Exercise aim => For the word "value", state how many lines of the data include it. Respond with the number only.

------------------------------------------------------------

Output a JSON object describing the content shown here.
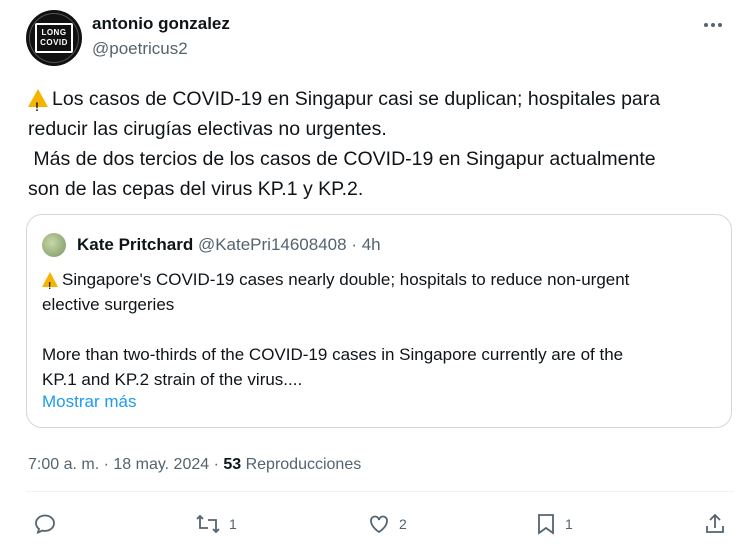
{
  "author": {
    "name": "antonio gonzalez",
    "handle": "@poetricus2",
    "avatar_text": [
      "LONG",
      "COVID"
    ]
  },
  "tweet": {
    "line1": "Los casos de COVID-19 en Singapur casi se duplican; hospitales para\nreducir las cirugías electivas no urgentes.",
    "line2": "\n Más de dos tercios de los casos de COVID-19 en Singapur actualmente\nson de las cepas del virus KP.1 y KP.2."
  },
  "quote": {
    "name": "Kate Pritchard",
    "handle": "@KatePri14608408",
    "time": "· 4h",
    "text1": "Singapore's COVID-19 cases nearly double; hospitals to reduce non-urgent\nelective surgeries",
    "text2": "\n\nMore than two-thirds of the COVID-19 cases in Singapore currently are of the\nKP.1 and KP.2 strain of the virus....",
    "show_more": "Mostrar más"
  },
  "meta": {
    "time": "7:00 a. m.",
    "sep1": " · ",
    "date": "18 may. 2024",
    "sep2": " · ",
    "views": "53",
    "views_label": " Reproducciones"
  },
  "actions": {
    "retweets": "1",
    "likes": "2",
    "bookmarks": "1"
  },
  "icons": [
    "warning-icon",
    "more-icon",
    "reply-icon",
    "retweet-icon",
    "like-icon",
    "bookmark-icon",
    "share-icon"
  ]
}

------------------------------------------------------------

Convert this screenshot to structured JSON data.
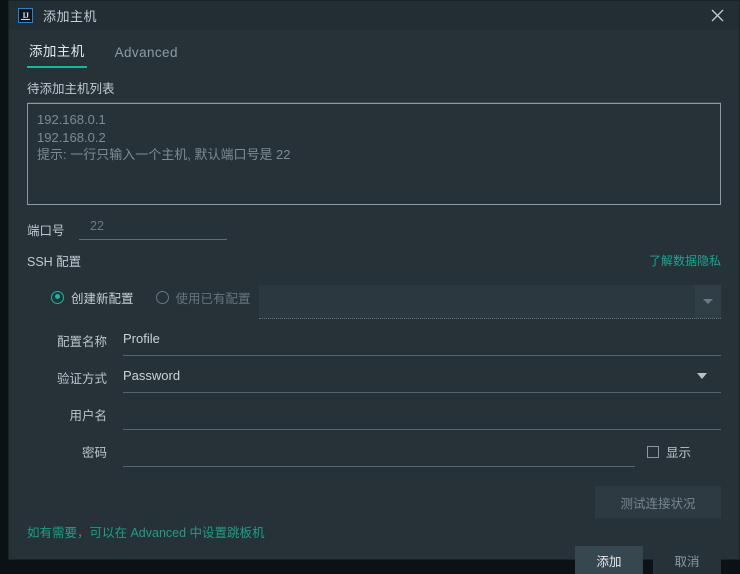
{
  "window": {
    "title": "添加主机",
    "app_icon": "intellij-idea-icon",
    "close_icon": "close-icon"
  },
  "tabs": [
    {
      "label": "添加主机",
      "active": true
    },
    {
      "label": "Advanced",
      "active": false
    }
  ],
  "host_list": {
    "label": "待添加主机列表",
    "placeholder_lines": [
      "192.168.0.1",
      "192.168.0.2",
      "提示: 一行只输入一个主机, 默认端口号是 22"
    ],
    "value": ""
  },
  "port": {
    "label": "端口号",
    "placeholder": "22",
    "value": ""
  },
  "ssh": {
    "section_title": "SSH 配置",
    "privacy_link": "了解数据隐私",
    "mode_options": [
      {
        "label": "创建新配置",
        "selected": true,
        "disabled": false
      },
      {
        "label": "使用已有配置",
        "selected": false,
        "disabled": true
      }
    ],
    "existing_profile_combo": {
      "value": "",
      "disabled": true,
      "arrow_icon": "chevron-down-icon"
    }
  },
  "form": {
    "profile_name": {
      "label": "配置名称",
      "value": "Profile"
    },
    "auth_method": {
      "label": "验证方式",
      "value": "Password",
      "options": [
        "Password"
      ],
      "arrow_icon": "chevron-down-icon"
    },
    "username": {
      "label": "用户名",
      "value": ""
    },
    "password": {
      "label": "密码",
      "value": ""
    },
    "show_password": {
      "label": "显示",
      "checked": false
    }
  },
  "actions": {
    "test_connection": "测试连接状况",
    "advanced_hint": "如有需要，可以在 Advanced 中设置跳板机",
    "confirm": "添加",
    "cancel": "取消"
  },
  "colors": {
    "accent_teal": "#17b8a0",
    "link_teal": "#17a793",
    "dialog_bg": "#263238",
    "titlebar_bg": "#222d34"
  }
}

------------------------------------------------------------

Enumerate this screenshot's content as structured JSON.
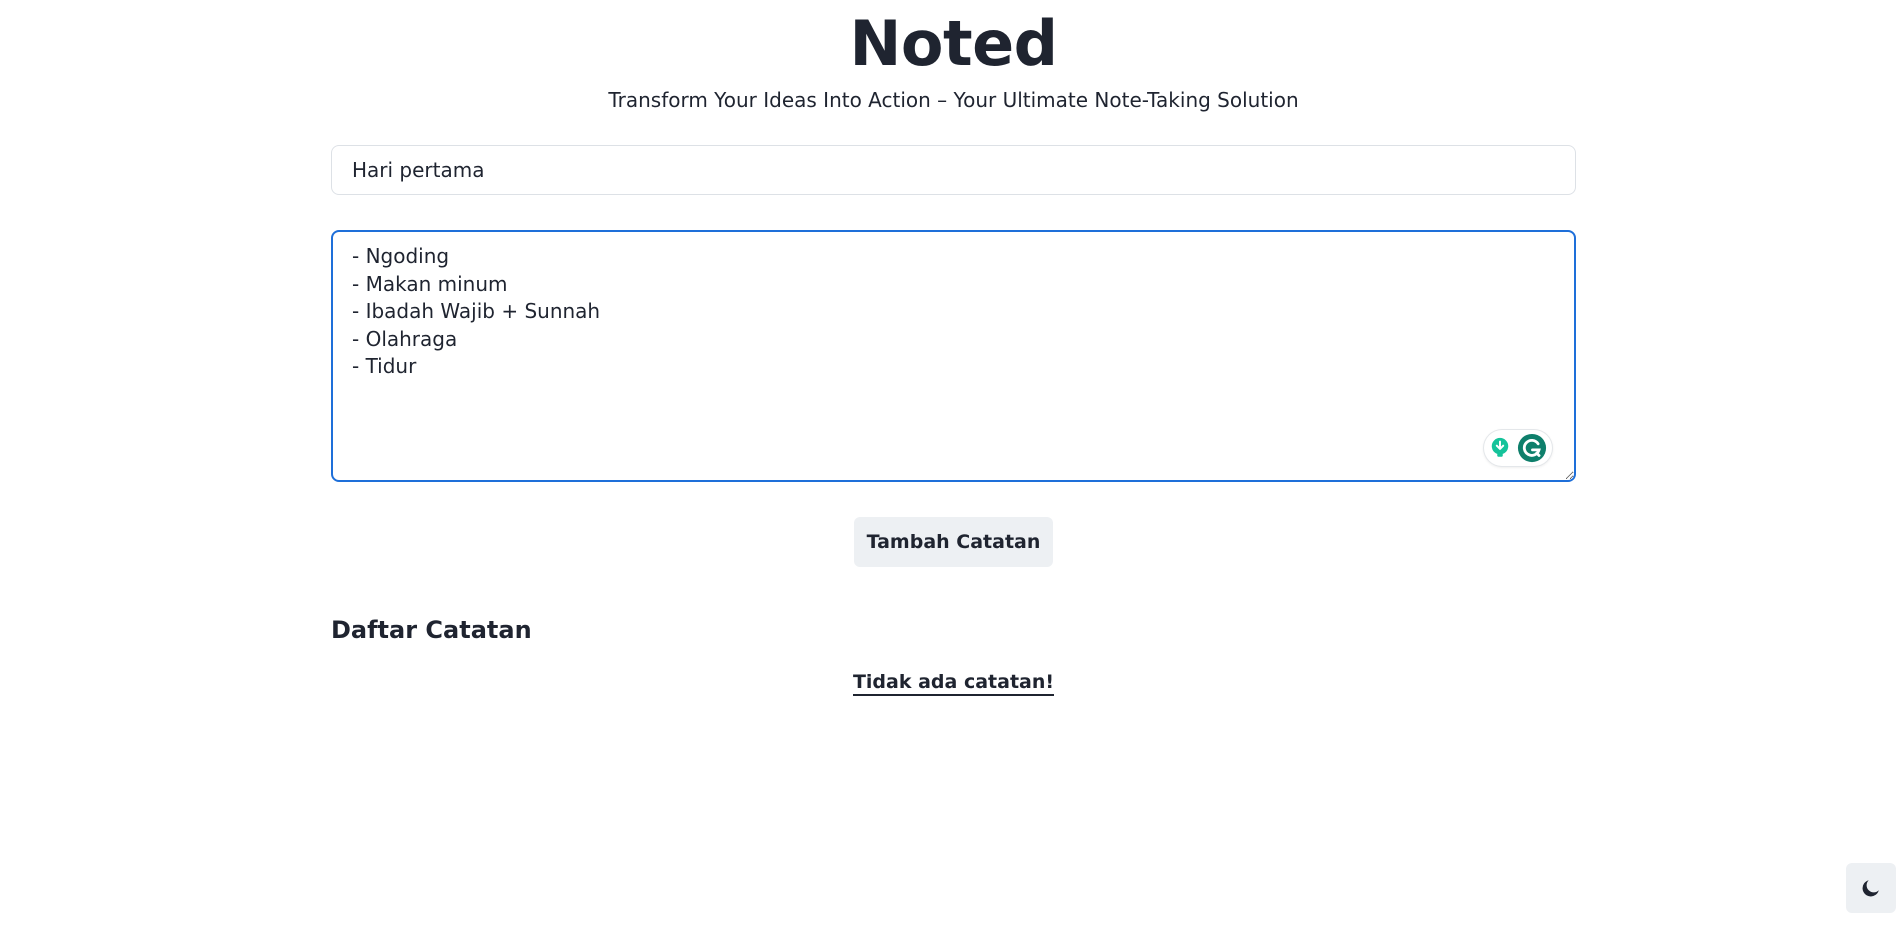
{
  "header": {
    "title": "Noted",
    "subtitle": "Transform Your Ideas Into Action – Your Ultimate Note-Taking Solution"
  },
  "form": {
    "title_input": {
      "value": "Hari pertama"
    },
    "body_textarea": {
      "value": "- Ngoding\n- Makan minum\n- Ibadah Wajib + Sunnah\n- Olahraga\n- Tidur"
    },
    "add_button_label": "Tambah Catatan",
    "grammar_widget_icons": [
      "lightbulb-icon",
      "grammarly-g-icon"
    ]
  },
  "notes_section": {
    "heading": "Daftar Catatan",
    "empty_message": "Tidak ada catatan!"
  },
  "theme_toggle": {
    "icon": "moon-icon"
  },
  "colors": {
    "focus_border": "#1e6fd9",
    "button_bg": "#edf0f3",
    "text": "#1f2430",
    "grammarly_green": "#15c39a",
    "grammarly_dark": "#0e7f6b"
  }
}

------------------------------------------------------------

Result of the task => 9